Municipalities will be responsible for major costs associated with legalization, from administrative costs for issues such as zoning and regulations to extra policing.
But it has yet to be seen how much money will be transferred to them. The Federation of Canadian Municipalities —and the VOP—want municipalities to receive one third of tax revenues.
Under B.C.'s preliminary rules for governing non-medical marijuana, B.C. municipalities will be given broad discretion to control the sale within their boundaries.
The province will only issue licenses to applicants who have the support of the local government. And it's also possible that local government will be able to apply for a private non-medical cannabis retail license.
The municipality would be subject to the same processes all applicants would need to follow and would need to meet all criteria set out by the Liquor Control and Licensing Branch, which will manage the public input process if the local government is the applicant.
Given the revenue potential—in its 2018 budget, the province estimated that taxes will generate $50 million in the current fiscal year and $75 million in 2019-20—Craddock thinks it would be wise to at least explore ways the village could be directly involved.
"All I'm looking at is a broad stroke—I want to have some feeling of if it makes any sense, if it's good for the community, for us to find some income," he said following the council meeting.
An option in which VOP would hold a licence and rent it out to a business to operate makes the most sense to Craddock at this point, he explained.
"It would be no different than us buying a building and leasing it to someone who wants to run a bakery ... This would be us having the opportunity to control it completely—we would have complete control—and we'd own the only licence in the community."
Outside of council chambers, the nascent idea is already generating concern.
"I'm sure there's a line up of people that want to run a business like that in this community," said Graham Turner, President of the Pemberton & District Chamber of Commerce.
Turner also brought up the case of SWED Society, a medical marijuana dispensary that tried to set up shop in Pemberton last year and was shut down by council.
Based on the advice of VOP solicitors, at a Feb. 7, 2017 council meeting, council passed a zoning amendment that defines and prohibits marijuana operations, citing the desire to learn more details about how the federal government would proceed with legalization.
Turner's views were echoed by local MLA Jordan Sturdy who is philosophically opposed.
"I think that government has a role to play in our society—no question about that—but I don't think they should necessarily be competing with the private sector," he said.
The village would have an unfair competitive advantage, explained Sturdy.
"I am not entirely comfortable with local government manufacturing a monopoly."
For Mayor Richman, the request is merely an opportunity to have a "high-level" look at what could be a major revenue generator for the small municipality.
The village, he noted, has looked at revenue-generating projects like a run-of-the-river hydroelectricity project in the past and is currently looking at a community forest opportunity with the Lil'wat Nation.
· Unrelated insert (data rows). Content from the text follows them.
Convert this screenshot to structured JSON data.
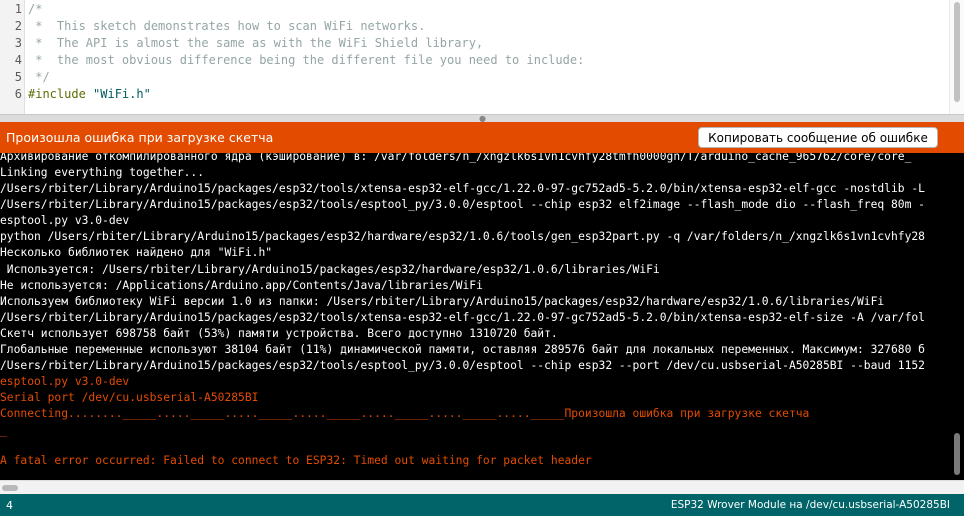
{
  "editor": {
    "line_numbers": [
      "1",
      "2",
      "3",
      "4",
      "5",
      "6"
    ],
    "lines": {
      "l1": "/*",
      "l2": " *  This sketch demonstrates how to scan WiFi networks.",
      "l3": " *  The API is almost the same as with the WiFi Shield library,",
      "l4": " *  the most obvious difference being the different file you need to include:",
      "l5": " */",
      "l6_directive": "#include",
      "l6_file": "\"WiFi.h\""
    }
  },
  "status_bar": {
    "message": "Произошла ошибка при загрузке скетча",
    "copy_button_label": "Копировать сообщение об ошибке"
  },
  "console": {
    "lines": [
      {
        "text": "Архивирование откомпилированного ядра (кэширование) в: /var/folders/n_/xngzlk6s1vn1cvhfy28tmfh0000gn/T/arduino_cache_965762/core/core_",
        "style": "normal"
      },
      {
        "text": "Linking everything together...",
        "style": "normal"
      },
      {
        "text": "/Users/rbiter/Library/Arduino15/packages/esp32/tools/xtensa-esp32-elf-gcc/1.22.0-97-gc752ad5-5.2.0/bin/xtensa-esp32-elf-gcc -nostdlib -L",
        "style": "normal"
      },
      {
        "text": "/Users/rbiter/Library/Arduino15/packages/esp32/tools/esptool_py/3.0.0/esptool --chip esp32 elf2image --flash_mode dio --flash_freq 80m -",
        "style": "normal"
      },
      {
        "text": "esptool.py v3.0-dev",
        "style": "normal"
      },
      {
        "text": "python /Users/rbiter/Library/Arduino15/packages/esp32/hardware/esp32/1.0.6/tools/gen_esp32part.py -q /var/folders/n_/xngzlk6s1vn1cvhfy28",
        "style": "normal"
      },
      {
        "text": "Несколько библиотек найдено для \"WiFi.h\"",
        "style": "normal"
      },
      {
        "text": " Используется: /Users/rbiter/Library/Arduino15/packages/esp32/hardware/esp32/1.0.6/libraries/WiFi",
        "style": "normal"
      },
      {
        "text": "Не используется: /Applications/Arduino.app/Contents/Java/libraries/WiFi",
        "style": "normal"
      },
      {
        "text": "Используем библиотеку WiFi версии 1.0 из папки: /Users/rbiter/Library/Arduino15/packages/esp32/hardware/esp32/1.0.6/libraries/WiFi",
        "style": "normal"
      },
      {
        "text": "/Users/rbiter/Library/Arduino15/packages/esp32/tools/xtensa-esp32-elf-gcc/1.22.0-97-gc752ad5-5.2.0/bin/xtensa-esp32-elf-size -A /var/fol",
        "style": "normal"
      },
      {
        "text": "Скетч использует 698758 байт (53%) памяти устройства. Всего доступно 1310720 байт.",
        "style": "normal"
      },
      {
        "text": "Глобальные переменные используют 38104 байт (11%) динамической памяти, оставляя 289576 байт для локальных переменных. Максимум: 327680 б",
        "style": "normal"
      },
      {
        "text": "/Users/rbiter/Library/Arduino15/packages/esp32/tools/esptool_py/3.0.0/esptool --chip esp32 --port /dev/cu.usbserial-A50285BI --baud 1152",
        "style": "normal"
      },
      {
        "text": "esptool.py v3.0-dev",
        "style": "err"
      },
      {
        "text": "Serial port /dev/cu.usbserial-A50285BI",
        "style": "err"
      },
      {
        "text": "Connecting........_____....._____....._____....._____....._____....._____....._____Произошла ошибка при загрузке скетча",
        "style": "err"
      },
      {
        "text": "_",
        "style": "err"
      },
      {
        "text": "A fatal error occurred: Failed to connect to ESP32: Timed out waiting for packet header",
        "style": "err"
      }
    ]
  },
  "footer": {
    "line_number": "4",
    "board_info": "ESP32 Wrover Module на /dev/cu.usbserial-A50285BI"
  },
  "colors": {
    "error_orange": "#e34c00",
    "footer_teal": "#006468",
    "console_bg": "#000000"
  }
}
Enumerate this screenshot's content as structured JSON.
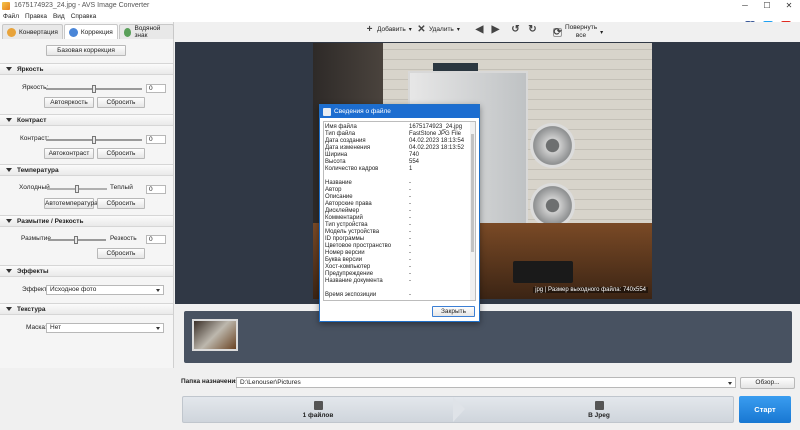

"I believe that if an idea has some merit there is a responsibility to have a look—whether you're philosophically opposed to it or in agreement with it," he said.